** Dataset content follows **

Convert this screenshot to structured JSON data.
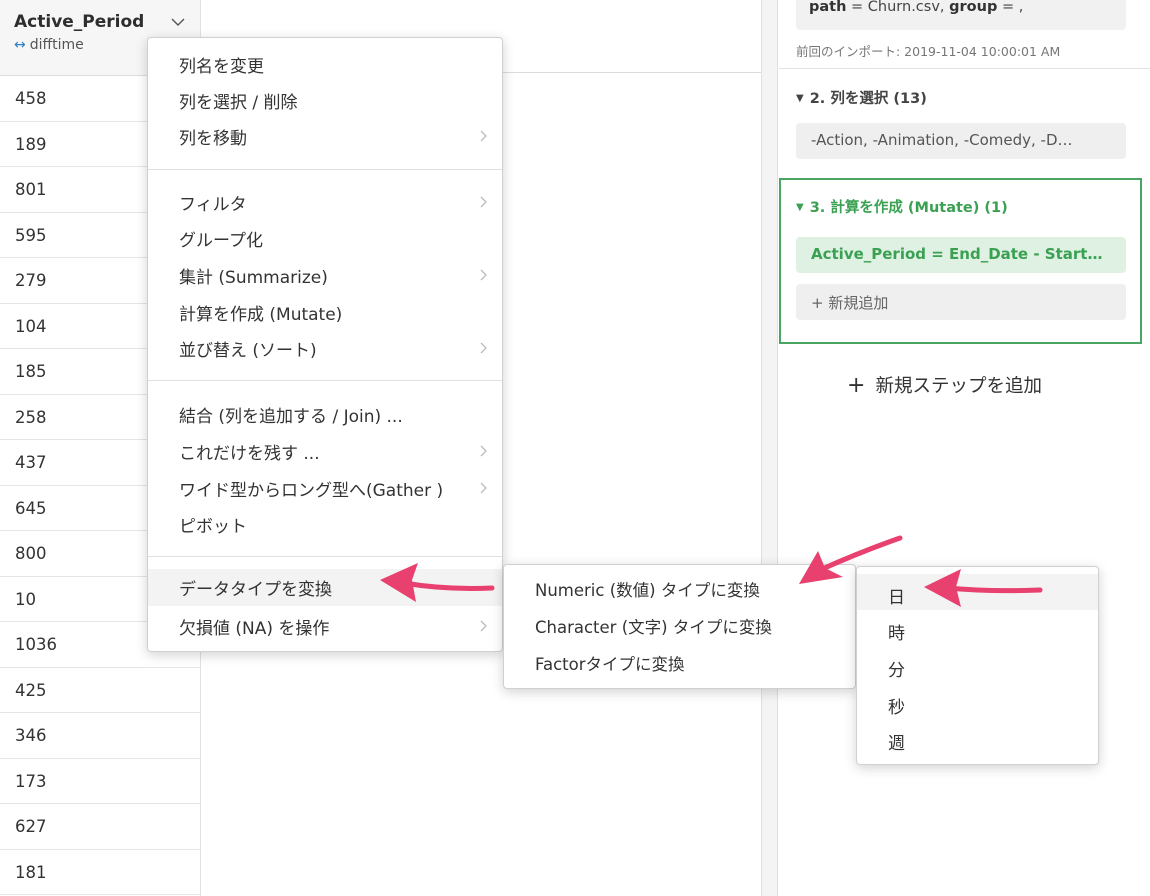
{
  "column": {
    "title": "Active_Period",
    "type_icon": "double-arrow-icon",
    "type_label": "difftime",
    "rows": [
      "458",
      "189",
      "801",
      "595",
      "279",
      "104",
      "185",
      "258",
      "437",
      "645",
      "800",
      "10",
      "1036",
      "425",
      "346",
      "173",
      "627",
      "181"
    ]
  },
  "panel": {
    "source_path_key": "path",
    "source_path_value": " = Churn.csv, ",
    "source_group_key": "group",
    "source_group_value": " = ,",
    "last_import": "前回のインポート: 2019-11-04 10:00:01 AM",
    "step2": {
      "title": "2. 列を選択 (13)",
      "content": "-Action, -Animation, -Comedy, -D…"
    },
    "step3": {
      "title": "3. 計算を作成 (Mutate) (1)",
      "content": "Active_Period = End_Date - Start…",
      "add_label": "+ 新規追加"
    },
    "add_step": "新規ステップを追加"
  },
  "context_menu": {
    "items": [
      {
        "label": "列名を変更",
        "submenu": false
      },
      {
        "label": "列を選択 / 削除",
        "submenu": false
      },
      {
        "label": "列を移動",
        "submenu": true
      },
      {
        "label": "フィルタ",
        "submenu": true
      },
      {
        "label": "グループ化",
        "submenu": false
      },
      {
        "label": "集計 (Summarize)",
        "submenu": true
      },
      {
        "label": "計算を作成 (Mutate)",
        "submenu": false
      },
      {
        "label": "並び替え (ソート)",
        "submenu": true
      },
      {
        "label": "結合 (列を追加する / Join) ...",
        "submenu": false
      },
      {
        "label": "これだけを残す ...",
        "submenu": true
      },
      {
        "label": "ワイド型からロング型へ(Gather )",
        "submenu": true
      },
      {
        "label": "ピボット",
        "submenu": false
      },
      {
        "label": "データタイプを変換",
        "submenu": false
      },
      {
        "label": "欠損値 (NA) を操作",
        "submenu": true
      }
    ]
  },
  "convert_submenu": {
    "items": [
      "Numeric (数値) タイプに変換",
      "Character (文字) タイプに変換",
      "Factorタイプに変換"
    ]
  },
  "unit_submenu": {
    "items": [
      "日",
      "時",
      "分",
      "秒",
      "週"
    ]
  },
  "colors": {
    "accent_green": "#4aa563",
    "annotation_arrow": "#e8416f",
    "link_blue": "#2f7fc1"
  }
}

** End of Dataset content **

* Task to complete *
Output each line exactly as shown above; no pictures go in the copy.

* Written solution *
Convert this screenshot to structured JSON data.
{
  "column": {
    "title": "Active_Period",
    "type_icon": "double-arrow-icon",
    "type_label": "difftime",
    "rows": [
      "458",
      "189",
      "801",
      "595",
      "279",
      "104",
      "185",
      "258",
      "437",
      "645",
      "800",
      "10",
      "1036",
      "425",
      "346",
      "173",
      "627",
      "181"
    ]
  },
  "panel": {
    "source_path_key": "path",
    "source_path_value": " = Churn.csv, ",
    "source_group_key": "group",
    "source_group_value": " = ,",
    "last_import": "前回のインポート: 2019-11-04 10:00:01 AM",
    "step2": {
      "title": "2. 列を選択 (13)",
      "content": "-Action, -Animation, -Comedy, -D…"
    },
    "step3": {
      "title": "3. 計算を作成 (Mutate) (1)",
      "content": "Active_Period = End_Date - Start…",
      "add_label": "+ 新規追加"
    },
    "add_step": "新規ステップを追加"
  },
  "context_menu": {
    "items": [
      {
        "label": "列名を変更",
        "submenu": false
      },
      {
        "label": "列を選択 / 削除",
        "submenu": false
      },
      {
        "label": "列を移動",
        "submenu": true
      },
      {
        "label": "フィルタ",
        "submenu": true
      },
      {
        "label": "グループ化",
        "submenu": false
      },
      {
        "label": "集計 (Summarize)",
        "submenu": true
      },
      {
        "label": "計算を作成 (Mutate)",
        "submenu": false
      },
      {
        "label": "並び替え (ソート)",
        "submenu": true
      },
      {
        "label": "結合 (列を追加する / Join) ...",
        "submenu": false
      },
      {
        "label": "これだけを残す ...",
        "submenu": true
      },
      {
        "label": "ワイド型からロング型へ(Gather )",
        "submenu": true
      },
      {
        "label": "ピボット",
        "submenu": false
      },
      {
        "label": "データタイプを変換",
        "submenu": false
      },
      {
        "label": "欠損値 (NA) を操作",
        "submenu": true
      }
    ]
  },
  "convert_submenu": {
    "items": [
      "Numeric (数値) タイプに変換",
      "Character (文字) タイプに変換",
      "Factorタイプに変換"
    ]
  },
  "unit_submenu": {
    "items": [
      "日",
      "時",
      "分",
      "秒",
      "週"
    ]
  },
  "colors": {
    "accent_green": "#4aa563",
    "annotation_arrow": "#e8416f",
    "link_blue": "#2f7fc1"
  }
}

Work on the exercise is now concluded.